That leaves us with last year’s opening-day starter, Patrick Corbin. He got that start as he was the only starter with any kind of big-league experience. As a reminder, the first five starters for Washington last year for Corbin, Gray, Joan Adon, Erick Fedde, and Josh Rogers. While the new rotation is much improved over last year’s, it still lacks the big-league experience one might expect in an opening-day starter besides Williams. There is just one problem with Corbin. He has been the worst pitcher in baseball over the last three seasons. From 2020 to 2022, the highest ERA with a minimum of 350 innings belongs to Corbin at 5.82. The next closest is Jordan Lyles at a 5.10 ERA. It is not even close. One could make the argument that Corbin was better down the stretch last year, and that is true. In his starts from August 21st to September 14th, Corbin posted a 2.90 ERA. But we’ve been led astray by late-season success for Corbin in the past. In September 2021, Corbin produced a 3.82 ERA, leading many Nats fans to be hopeful about a return to form for Corbin in 2022, but this could not have been more of a red herring. So, while Corbin possesses the experience, he is not nearly the ace a team would want to take the ball on March 30th. So, if not Corbin, then who?

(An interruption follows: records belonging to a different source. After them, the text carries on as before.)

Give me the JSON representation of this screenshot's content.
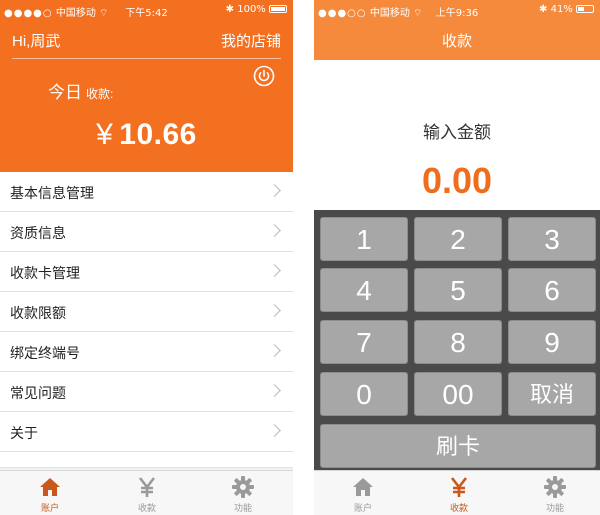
{
  "left": {
    "status": {
      "carrier": "中国移动",
      "time": "下午5:42",
      "battery": "100%",
      "battery_level": 1.0
    },
    "greeting": "Hi,周武",
    "store_link": "我的店铺",
    "today_label": "今日",
    "receipt_label": "收款:",
    "amount_symbol": "¥",
    "amount": "10.66",
    "menu": [
      {
        "label": "基本信息管理"
      },
      {
        "label": "资质信息"
      },
      {
        "label": "收款卡管理"
      },
      {
        "label": "收款限额"
      },
      {
        "label": "绑定终端号"
      },
      {
        "label": "常见问题"
      },
      {
        "label": "关于"
      }
    ],
    "tabs": [
      {
        "label": "账户",
        "icon": "home-icon",
        "active": true
      },
      {
        "label": "收款",
        "icon": "yen-icon",
        "active": false
      },
      {
        "label": "功能",
        "icon": "gear-icon",
        "active": false
      }
    ]
  },
  "right": {
    "status": {
      "carrier": "中国移动",
      "time": "上午9:36",
      "battery": "41%",
      "battery_level": 0.41
    },
    "title": "收款",
    "input_label": "输入金额",
    "input_value": "0.00",
    "keys": [
      "1",
      "2",
      "3",
      "4",
      "5",
      "6",
      "7",
      "8",
      "9",
      "0",
      "00",
      "取消"
    ],
    "swipe_button": "刷卡",
    "tabs": [
      {
        "label": "账户",
        "icon": "home-icon",
        "active": false
      },
      {
        "label": "收款",
        "icon": "yen-icon",
        "active": true
      },
      {
        "label": "功能",
        "icon": "gear-icon",
        "active": false
      }
    ]
  },
  "colors": {
    "brand_orange": "#f37021",
    "header_orange_light": "#f68a3c",
    "amount_orange": "#f06d1d",
    "keypad_bg": "#4a4a4a",
    "key_bg": "#a7a7a7",
    "tab_active": "#c9581a",
    "tab_inactive": "#999999"
  }
}
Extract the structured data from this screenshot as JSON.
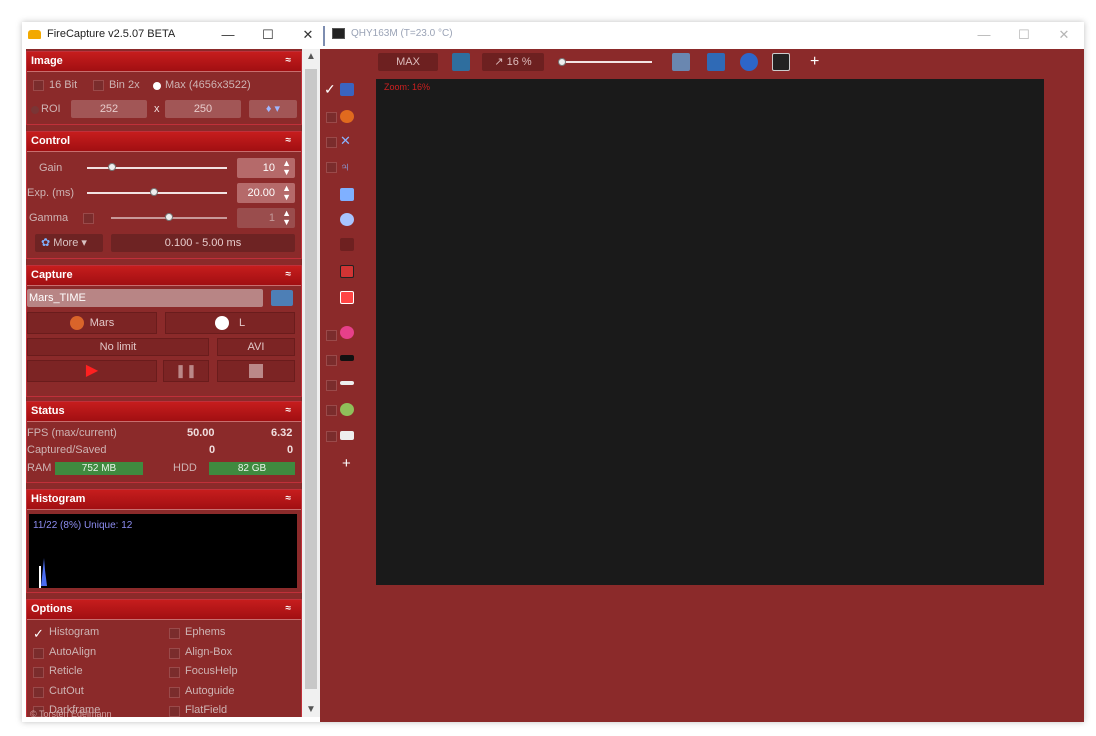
{
  "left_window": {
    "title": "FireCapture v2.5.07 BETA",
    "buttons": {
      "minimize": "—",
      "maximize": "☐",
      "close": "✕"
    }
  },
  "right_window": {
    "title": "QHY163M (T=23.0 °C)",
    "buttons": {
      "minimize": "—",
      "maximize": "☐",
      "close": "✕"
    }
  },
  "image": {
    "header": "Image",
    "chevron": "≈",
    "bit16": "16 Bit",
    "bin2x": "Bin 2x",
    "max": "Max (4656x3522)",
    "roi": "ROI",
    "roi_w": "252",
    "x": "x",
    "roi_h": "250",
    "roi_menu": "♦ ▾"
  },
  "control": {
    "header": "Control",
    "gain_label": "Gain",
    "gain_value": "10",
    "gain_level": 0.18,
    "exp_label": "Exp. (ms)",
    "exp_value": "20.00",
    "exp_level": 0.48,
    "gamma_label": "Gamma",
    "gamma_value": "1",
    "gamma_level": 0.5,
    "more": "More",
    "range": "0.100 - 5.00 ms"
  },
  "capture": {
    "header": "Capture",
    "name": "Mars_TIME",
    "object": "Mars",
    "filter": "L",
    "limit": "No limit",
    "format": "AVI"
  },
  "status": {
    "header": "Status",
    "fps_label": "FPS (max/current)",
    "fps_max": "50.00",
    "fps_current": "6.32",
    "cap_label": "Captured/Saved",
    "captured": "0",
    "saved": "0",
    "ram_label": "RAM",
    "ram": "752 MB",
    "hdd_label": "HDD",
    "hdd": "82 GB"
  },
  "histogram": {
    "header": "Histogram",
    "info": "11/22 (8%)  Unique: 12"
  },
  "options": {
    "header": "Options",
    "left": [
      "Histogram",
      "AutoAlign",
      "Reticle",
      "CutOut",
      "Darkframe"
    ],
    "right": [
      "Ephems",
      "Align-Box",
      "FocusHelp",
      "Autoguide",
      "FlatField"
    ],
    "checked": [
      "Histogram"
    ]
  },
  "footer": "© Torsten Edelmann",
  "toolbar": {
    "max": "MAX",
    "zoom": "↗ 16 %",
    "plus": "+"
  },
  "viewer": {
    "zoom_text": "Zoom: 16%"
  },
  "sidebar_plus": "+",
  "colors": {
    "panel": "#8b2a2a",
    "header": "#b51717",
    "viewer": "#1a1a1a",
    "green": "#3f8a3f"
  }
}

Actually, we have run out of pitchers. Much like last season, Corbin will likely get the ball to start the season, not by being an ace, but by process of elimination. There is no perfect candidate. There isn’t even an alright candidate. This is a far cry from the days of Max Scherzer and Stephen Strasburg being available to pitch, but there is a reason for optimism. This is hopefully the last season of having to pick from the best of the worst for an opening-day starter. One part of this season that is absolutely critical to the rebuild is the core of Gray, Gore, and Cavalli having good years and staying healthy. Look for someone from this group to toe the rubber opening day in 2024. But, for this year, it looks like Patrick Corbin will earn that title yet again.